*** Opening of Data excerpts ***

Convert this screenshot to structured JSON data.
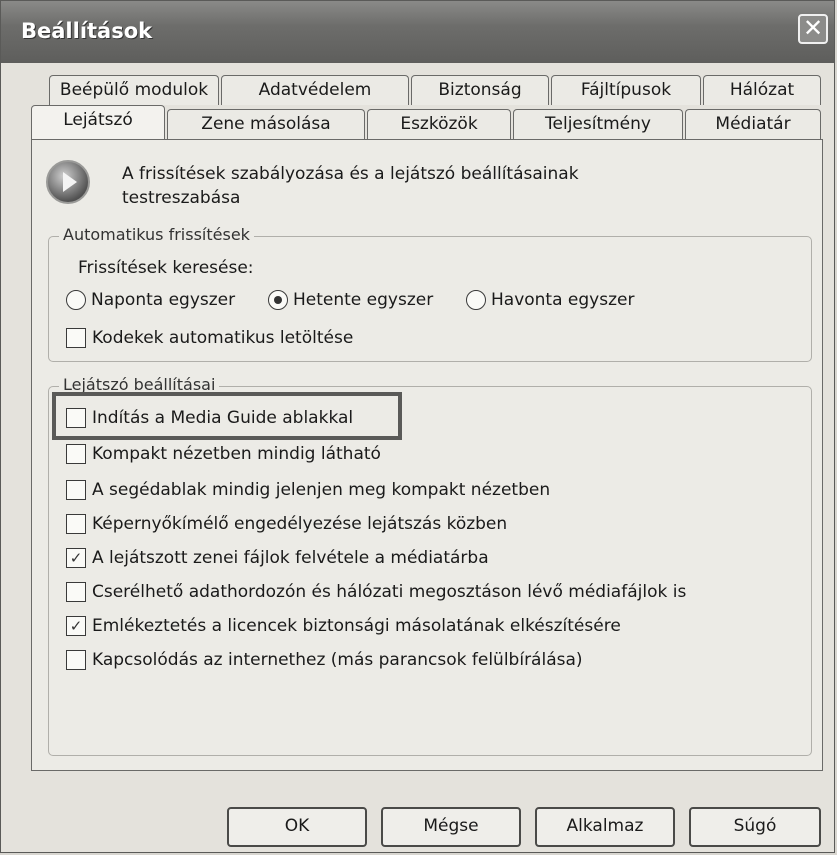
{
  "window": {
    "title": "Beállítások",
    "close_symbol": "✕"
  },
  "tabs_back": [
    {
      "label": "Beépülő modulok"
    },
    {
      "label": "Adatvédelem"
    },
    {
      "label": "Biztonság"
    },
    {
      "label": "Fájltípusok"
    },
    {
      "label": "Hálózat"
    }
  ],
  "tabs_front": [
    {
      "label": "Lejátszó",
      "active": true
    },
    {
      "label": "Zene másolása"
    },
    {
      "label": "Eszközök"
    },
    {
      "label": "Teljesítmény"
    },
    {
      "label": "Médiatár"
    }
  ],
  "header": {
    "icon": "play-icon",
    "text": "A frissítések szabályozása és a lejátszó beállításainak testreszabása"
  },
  "auto_updates": {
    "group_label": "Automatikus frissítések",
    "search_label": "Frissítések keresése:",
    "radio_options": [
      {
        "label": "Naponta egyszer",
        "selected": false
      },
      {
        "label": "Hetente egyszer",
        "selected": true
      },
      {
        "label": "Havonta egyszer",
        "selected": false
      }
    ],
    "codec_checkbox": {
      "label": "Kodekek automatikus letöltése",
      "checked": false
    }
  },
  "player_settings": {
    "group_label": "Lejátszó beállításai",
    "checkboxes": [
      {
        "label": "Indítás a Media Guide ablakkal",
        "checked": false
      },
      {
        "label": "Kompakt nézetben mindig látható",
        "checked": false
      },
      {
        "label": "A segédablak mindig jelenjen meg kompakt nézetben",
        "checked": false
      },
      {
        "label": "Képernyőkímélő engedélyezése lejátszás közben",
        "checked": false
      },
      {
        "label": "A lejátszott zenei fájlok felvétele a médiatárba",
        "checked": true
      },
      {
        "label": "Cserélhető adathordozón és hálózati megosztáson lévő médiafájlok is",
        "checked": false
      },
      {
        "label": "Emlékeztetés a licencek biztonsági másolatának elkészítésére",
        "checked": true
      },
      {
        "label": "Kapcsolódás az internethez (más parancsok felülbírálása)",
        "checked": false
      }
    ]
  },
  "buttons": {
    "ok": "OK",
    "cancel": "Mégse",
    "apply": "Alkalmaz",
    "help": "Súgó"
  },
  "check_mark": "✓"
}
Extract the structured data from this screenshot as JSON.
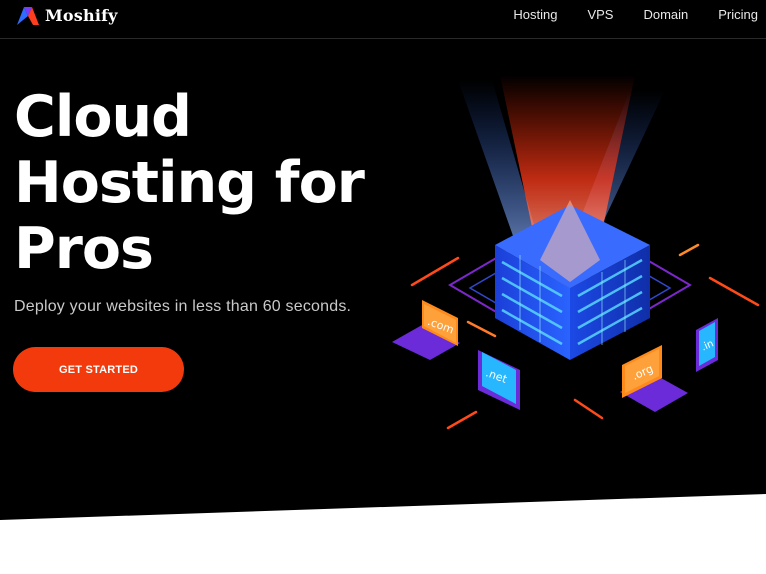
{
  "brand": {
    "name": "Moshify",
    "icon": "moshify-logo-icon"
  },
  "nav": {
    "items": [
      {
        "label": "Hosting"
      },
      {
        "label": "VPS"
      },
      {
        "label": "Domain"
      },
      {
        "label": "Pricing"
      }
    ]
  },
  "hero": {
    "headline_lines": [
      "Cloud",
      "Hosting for",
      "Pros"
    ],
    "subtitle": "Deploy your websites in less than 60 seconds.",
    "cta_label": "GET STARTED"
  },
  "illustration": {
    "icon": "cloud-server-illustration",
    "device_labels": [
      ".com",
      ".net",
      ".org",
      ".in"
    ]
  },
  "colors": {
    "background": "#000000",
    "accent": "#f23a0c",
    "server_blue": "#1f5cff",
    "glow_purple": "#7a3cff"
  }
}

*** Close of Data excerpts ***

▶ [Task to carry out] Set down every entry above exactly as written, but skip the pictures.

▶ [Reply to the exercise]
Convert this screenshot to structured JSON data.
{
  "window": {
    "title": "Beállítások",
    "close_symbol": "✕"
  },
  "tabs_back": [
    {
      "label": "Beépülő modulok"
    },
    {
      "label": "Adatvédelem"
    },
    {
      "label": "Biztonság"
    },
    {
      "label": "Fájltípusok"
    },
    {
      "label": "Hálózat"
    }
  ],
  "tabs_front": [
    {
      "label": "Lejátszó",
      "active": true
    },
    {
      "label": "Zene másolása"
    },
    {
      "label": "Eszközök"
    },
    {
      "label": "Teljesítmény"
    },
    {
      "label": "Médiatár"
    }
  ],
  "header": {
    "icon": "play-icon",
    "text": "A frissítések szabályozása és a lejátszó beállításainak testreszabása"
  },
  "auto_updates": {
    "group_label": "Automatikus frissítések",
    "search_label": "Frissítések keresése:",
    "radio_options": [
      {
        "label": "Naponta egyszer",
        "selected": false
      },
      {
        "label": "Hetente egyszer",
        "selected": true
      },
      {
        "label": "Havonta egyszer",
        "selected": false
      }
    ],
    "codec_checkbox": {
      "label": "Kodekek automatikus letöltése",
      "checked": false
    }
  },
  "player_settings": {
    "group_label": "Lejátszó beállításai",
    "checkboxes": [
      {
        "label": "Indítás a Media Guide ablakkal",
        "checked": false
      },
      {
        "label": "Kompakt nézetben mindig látható",
        "checked": false
      },
      {
        "label": "A segédablak mindig jelenjen meg kompakt nézetben",
        "checked": false
      },
      {
        "label": "Képernyőkímélő engedélyezése lejátszás közben",
        "checked": false
      },
      {
        "label": "A lejátszott zenei fájlok felvétele a médiatárba",
        "checked": true
      },
      {
        "label": "Cserélhető adathordozón és hálózati megosztáson lévő médiafájlok is",
        "checked": false
      },
      {
        "label": "Emlékeztetés a licencek biztonsági másolatának elkészítésére",
        "checked": true
      },
      {
        "label": "Kapcsolódás az internethez (más parancsok felülbírálása)",
        "checked": false
      }
    ]
  },
  "buttons": {
    "ok": "OK",
    "cancel": "Mégse",
    "apply": "Alkalmaz",
    "help": "Súgó"
  },
  "check_mark": "✓"
}
Extract the structured data from this screenshot as JSON.
{
  "brand": {
    "name": "Moshify",
    "icon": "moshify-logo-icon"
  },
  "nav": {
    "items": [
      {
        "label": "Hosting"
      },
      {
        "label": "VPS"
      },
      {
        "label": "Domain"
      },
      {
        "label": "Pricing"
      }
    ]
  },
  "hero": {
    "headline_lines": [
      "Cloud",
      "Hosting for",
      "Pros"
    ],
    "subtitle": "Deploy your websites in less than 60 seconds.",
    "cta_label": "GET STARTED"
  },
  "illustration": {
    "icon": "cloud-server-illustration",
    "device_labels": [
      ".com",
      ".net",
      ".org",
      ".in"
    ]
  },
  "colors": {
    "background": "#000000",
    "accent": "#f23a0c",
    "server_blue": "#1f5cff",
    "glow_purple": "#7a3cff"
  }
}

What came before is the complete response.